Mr. Glynn went on to say that slaves in America converted to Christianism and when there were liberated it was a blessing because they had God’s help. In Haiti, it wasn’t so much a blessing. This statement is simply not true.
First, many slaves in America converted to Christianism because they saw it as a path to freedom. Second, a big chunk of the slave population in the U.S. didn’t completely abandon their religion, like Mr. Glynn seems to suggest, even after converting to Christianity. Third, it’s unfortunate for him and other Evangelical missionaries to not think of Haiti’s independence as a blessing just because it wasn’t a Christian emancipation. That’s intolerance, to put it mildly. This line of thinking has been going for a while.
The PBS segment titled Slavery and The Making of America explains: “Missionaries working in the South were especially displeased with slave retention of African practices such as polygamy and what they called idolatrous dancing. In fact, even blacks who embraced Christianity in America did not completely abandon Old World religion. Instead, they engaged in syncretism, blending Christian influences with traditional African rites and beliefs.” Vodou became a fusion of African spirituality and Christianity, they were not mutually exclusive among the slave population.
A bit of Haitian History
Besides, it seems like some of these missionaries there need a lesson on Haiti’s history. Let me explain. When Haiti got its independence in 1803, the French threatened to invade the country again. After long and bloody battles, the Haitian army was thin and didn’t want to engage in another war.
The Haitian soldiers at the time decided to build the Citadelle Laferriere, which is the largest fortress in the Americas, to fight the French if they ever come back.

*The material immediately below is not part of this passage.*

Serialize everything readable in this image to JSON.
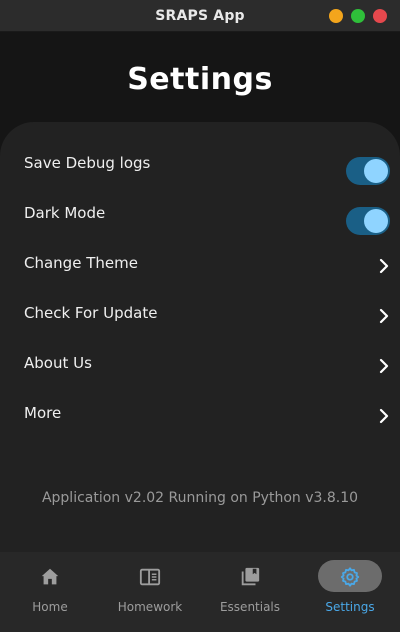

In exchange for not invading Haiti again, France requested that the Caribbean country pays them. Haiti, wanting peace of mind, spent 144 years paying that exorbitant fee of 90 million francs to France. This fee is estimated to be over $20 billion today. Let that sink in.
Meanwhile, the U.S. refused at first to recognize Haiti’s independence and didn’t do so until almost 60 years later. Haiti was marginalized for having the audacity to gain independence. These events, along with the greediness and corruption of numerous Haitian leaders over the years, natural disasters, and political upheavals have contributed to making Haiti what it is today. To say it’s all because of a pact with Satan that Haiti is poor is to ignoring some obvious factors. By the way, I’m not saying all missionaries in Haiti share this view.
Vodou isn’t at the basis of Haiti’s woes, Vodou is part of Haiti’s cultural identity. Some missionaries in Haiti are currently trying (in vain) to strip Haiti of an important part of its identity and history, all in the name of Jesus. That’s simply wrong and very self-serving.
UpCultured highlights unique cultural heritage and traditions. We are also providing customized group adventures tours to Haiti to help more people experience the real and authenticate Haiti. These trips include tours of Bois Caiman and the Citadelle that are mentioned in this article. Visit UpCultured.com for more information.